For a very long time, our understanding of the knee joint cartilage was limited. Scientists knew that the knee cartilage doesn't heal well or at all. The lack of a direct blood supply to this area left us with the feeling that nothing could be done.
Today, this is far from the truth. Studies in the 1970s and 1980s opened up new avenues of research for improved treatment of knee osteoarthritis (OA). The mechanical properties of articular cartilage were better defined. For the first time, we saw how the dynamics of friction and fluid affected the cartilage.

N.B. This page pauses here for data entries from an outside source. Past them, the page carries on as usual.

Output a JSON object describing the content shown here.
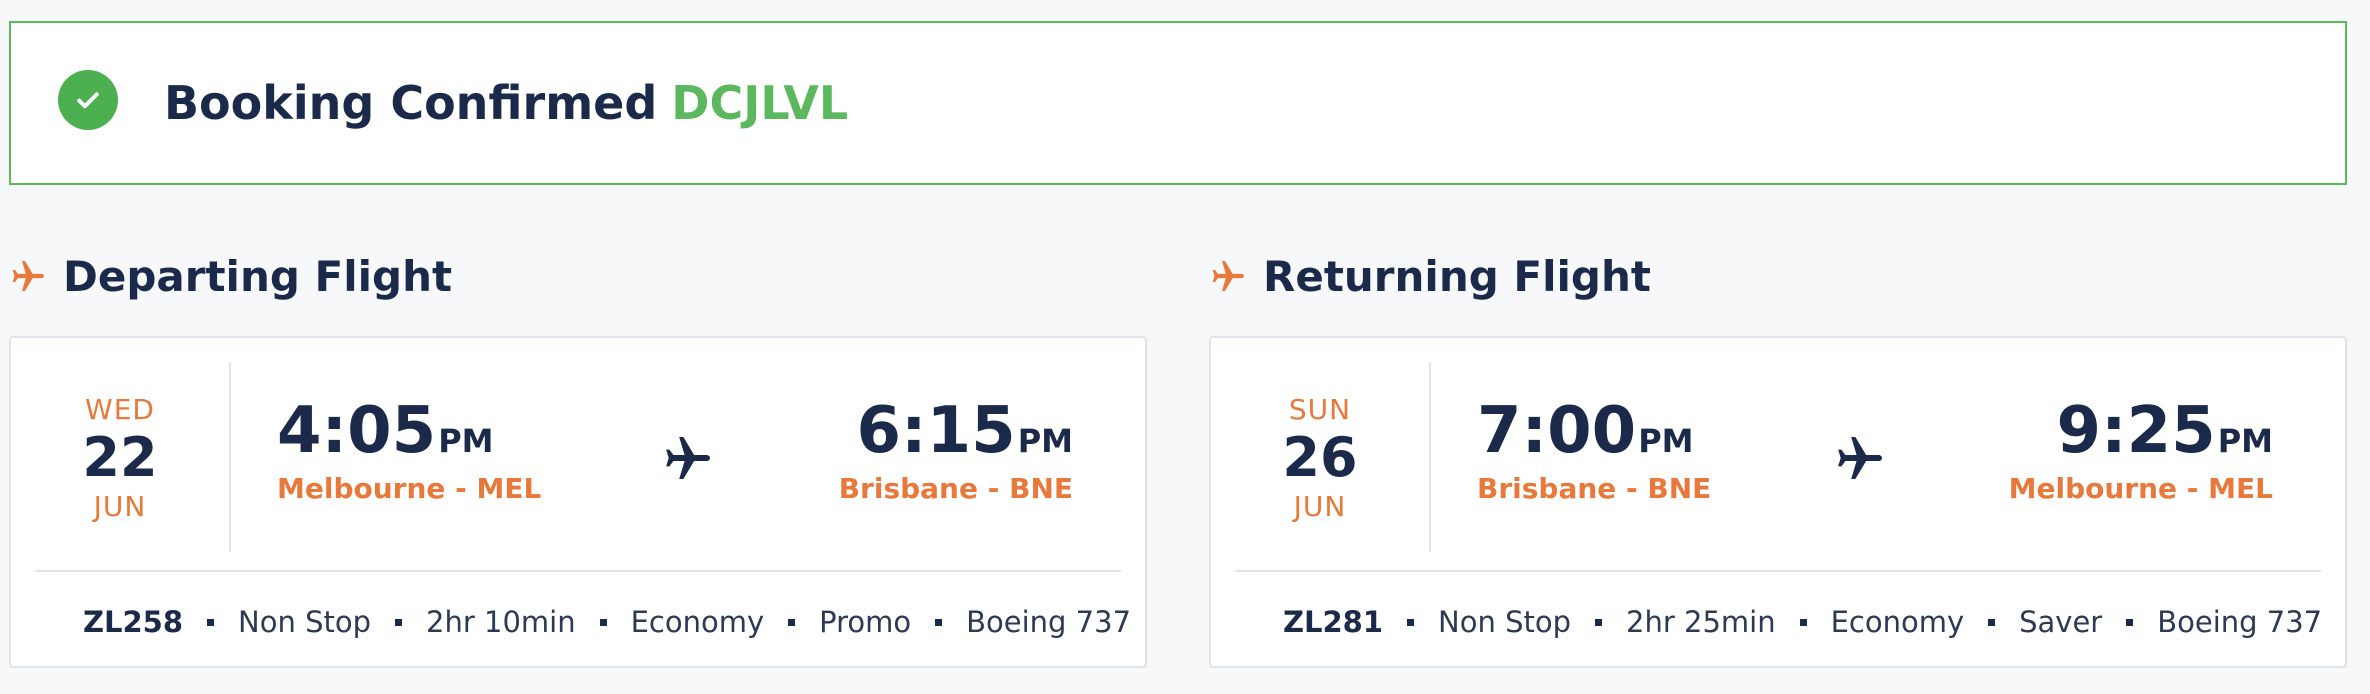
{
  "banner": {
    "title": "Booking Confirmed",
    "reference": "DCJLVL",
    "color": "#5cb85c"
  },
  "departing": {
    "heading": "Departing Flight",
    "date": {
      "dow": "WED",
      "day": "22",
      "month": "JUN"
    },
    "depart": {
      "time": "4:05",
      "ampm": "PM",
      "city": "Melbourne - MEL"
    },
    "arrive": {
      "time": "6:15",
      "ampm": "PM",
      "city": "Brisbane - BNE"
    },
    "details": {
      "flight_no": "ZL258",
      "stops": "Non Stop",
      "duration": "2hr 10min",
      "cabin": "Economy",
      "fare": "Promo",
      "aircraft": "Boeing 737"
    }
  },
  "returning": {
    "heading": "Returning Flight",
    "date": {
      "dow": "SUN",
      "day": "26",
      "month": "JUN"
    },
    "depart": {
      "time": "7:00",
      "ampm": "PM",
      "city": "Brisbane - BNE"
    },
    "arrive": {
      "time": "9:25",
      "ampm": "PM",
      "city": "Melbourne - MEL"
    },
    "details": {
      "flight_no": "ZL281",
      "stops": "Non Stop",
      "duration": "2hr 25min",
      "cabin": "Economy",
      "fare": "Saver",
      "aircraft": "Boeing 737"
    }
  },
  "icons": {
    "check": "check-circle-icon",
    "section_plane": "airplane-icon",
    "route_plane": "airplane-icon"
  },
  "colors": {
    "accent": "#e8793a",
    "navy": "#1b2a4a",
    "success": "#4caf50"
  }
}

At the same time, risk factors for OA were more clearly identified. The influence of age, obesity, joint injury, and mechanical stress was recognized. Weight loss and activity became important elements of knee OA prevention and treatment.
And now, thanks to improved technology, we have ways to surgically repair defects in the cartilage. It's possible to stimulate the cartilage to fill in damaged areas.
When selected carefully and followed up with an appropriate rehab program, many patients like you are remaining active much longer than previous generations of arthritis sufferers. Don't wait to seek medical help. The sooner an accurate diagnosis is made, the sooner the right treatment and prevention measures can be applied.